Around five years ago, while Rachel Esters was early in her transition, she heard writer, producer, and trans rights activist Janet Mock speak at a queer-friendly church in Denver.
She remembers feeling seen by Mock’s description of her tumultuous, bountiful inner life as a Black transgender woman—and she also appreciated Mock’s willingness to admit the privileges that afforded her such a significant cultural platform, like her ability to pass as cisgender.
Esters—a retired Larimer County sheriff’s lieutenant, criminal justice reform advocate, and project administrator for the Colorado Trust—will now have the chance to curate a similar dialogue with other queer Coloradans on April 8, when she will co-moderate the Center on Colfax’s Read It or Don’t Book Group, a regular discussion forum that features prominent queer community members talking about books on LGBTQ life.

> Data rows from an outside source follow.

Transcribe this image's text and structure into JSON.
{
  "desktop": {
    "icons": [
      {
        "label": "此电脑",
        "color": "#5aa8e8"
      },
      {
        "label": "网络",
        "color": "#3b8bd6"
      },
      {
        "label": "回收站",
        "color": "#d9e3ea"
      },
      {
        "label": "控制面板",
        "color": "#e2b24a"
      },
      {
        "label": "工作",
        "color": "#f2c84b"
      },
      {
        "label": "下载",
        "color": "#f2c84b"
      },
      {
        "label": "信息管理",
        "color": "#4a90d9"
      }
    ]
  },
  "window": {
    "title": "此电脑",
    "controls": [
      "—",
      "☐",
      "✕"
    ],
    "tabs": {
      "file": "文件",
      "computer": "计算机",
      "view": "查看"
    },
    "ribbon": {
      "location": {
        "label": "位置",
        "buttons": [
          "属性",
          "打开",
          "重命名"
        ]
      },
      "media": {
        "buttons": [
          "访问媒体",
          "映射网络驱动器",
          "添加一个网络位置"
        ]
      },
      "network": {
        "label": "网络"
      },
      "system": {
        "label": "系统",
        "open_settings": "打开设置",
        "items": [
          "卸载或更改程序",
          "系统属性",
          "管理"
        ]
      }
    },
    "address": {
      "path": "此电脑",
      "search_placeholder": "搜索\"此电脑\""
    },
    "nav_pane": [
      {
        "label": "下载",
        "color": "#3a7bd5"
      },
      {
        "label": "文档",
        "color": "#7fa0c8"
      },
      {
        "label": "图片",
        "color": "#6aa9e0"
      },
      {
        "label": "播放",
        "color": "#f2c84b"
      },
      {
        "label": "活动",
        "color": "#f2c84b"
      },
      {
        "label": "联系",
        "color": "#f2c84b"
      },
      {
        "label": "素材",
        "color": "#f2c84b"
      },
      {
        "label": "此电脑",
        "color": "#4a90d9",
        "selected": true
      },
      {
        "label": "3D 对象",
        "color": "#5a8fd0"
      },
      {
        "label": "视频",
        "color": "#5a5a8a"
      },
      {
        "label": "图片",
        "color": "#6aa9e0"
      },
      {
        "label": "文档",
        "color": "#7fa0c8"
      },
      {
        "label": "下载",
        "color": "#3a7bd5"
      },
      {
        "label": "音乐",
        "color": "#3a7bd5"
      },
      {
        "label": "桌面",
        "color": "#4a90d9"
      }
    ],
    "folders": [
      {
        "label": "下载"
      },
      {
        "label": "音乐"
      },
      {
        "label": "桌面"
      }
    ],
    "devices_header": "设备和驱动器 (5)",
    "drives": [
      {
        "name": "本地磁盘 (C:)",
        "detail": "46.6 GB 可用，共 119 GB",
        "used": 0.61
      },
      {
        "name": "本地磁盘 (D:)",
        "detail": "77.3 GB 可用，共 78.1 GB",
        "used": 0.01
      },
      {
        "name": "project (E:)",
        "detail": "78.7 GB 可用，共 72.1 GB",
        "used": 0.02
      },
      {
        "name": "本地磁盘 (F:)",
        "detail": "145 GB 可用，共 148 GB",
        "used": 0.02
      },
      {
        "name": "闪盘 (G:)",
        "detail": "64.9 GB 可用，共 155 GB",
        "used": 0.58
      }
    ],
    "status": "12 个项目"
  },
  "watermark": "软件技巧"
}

Fittingly enough, the material for the April conversation will center on Mock’s 2017 autobiographical account, Surpassing Certainty: What My Twenties Taught Me.
Rex Fuller, the Center’s CEO, founded the group in partnership with the Denver Public Library earlier this year (the April event will be the second book club discussion), in large part “to expand conversations around issues of race and gender.” Too often, he says, “when people think of the LGBTQ community, they think of cisgender, white, young men, but the community encompasses so much more than that.”
At the group’s first meeting in February, they discussed Michael Arcenaux’s autobiography I Can’t Date Jesus: Love, Sex, Family, Race, and Other Reasons I’ve Put My Faith in Beyoncé. As with the meetings that will follow, a small panel—which included lead pastor at Denver’s Belong Church Jasper Peters, public health official Thera Lee Marshall II, and Denver Public Library marketing and communications specialist Devin Cochran—chatted about the book on Facebook Live and YouTube. Listeners joined the discourse as the group interwove the themes of Arcenaux’s text into their own experiences as queer or queer-allied Black men, touching on everything from the religious roots of brotherly love and personal guilt to the way Black narratives, whether trauma-suffused or joyful, are received by white audiences. Commenters made worthwhile contributions, pointing out the ways that heteronormative sexual education curricula impede everyone’s sexual health.
Fuller intends the meetings to be open to and valuable for people who haven’t finished, or haven’t even started, the book at hand. “It’s not like homework that’s being graded,” he says, but rather, “a conversation that you don’t want to stop listening to because it’s so fascinating.”
For those who couldn’t tune in, a recording of the first meeting is available on the Center’s Facebook page, where all future book club recordings will exist, too. A live ASL interpreter ensures that the discussion remains accessible.
Once it’s safe, Fuller hopes to integrate in-person gatherings into the rhythm of the club. Later this year, the group will read Carmen Maria Machado’s In the Dream House, which won a 2019 Lambda Literary Award for LGBTQ Nonfiction, A Two Spirit Journey: The Autobiography of a Lesbian Ojibwa-Cree Elder by Ma Nee Chacaby, and folk-rock singer-songerwriter Ani DiFranco’s coming-of-age story No Walls and the Recurring Dream.
In preparation for next month’s meeting, though, Esters has been taking her time reading Surpassing Certainty, savoring the storytelling along the way. A number of lines have already resonated with her, including this one: “Privacy wasn’t granted to a girl like me, who spent years standing out by merely being. It was a price I paid for being me.”
Esters says that, too often, she can feel people ogling her and other trans folks and “stripping out our humanity.” Reading Mock’s words and helping to lead a discussion on their messages, she says, is one way she can see herself—and help others see people like her—more deeply.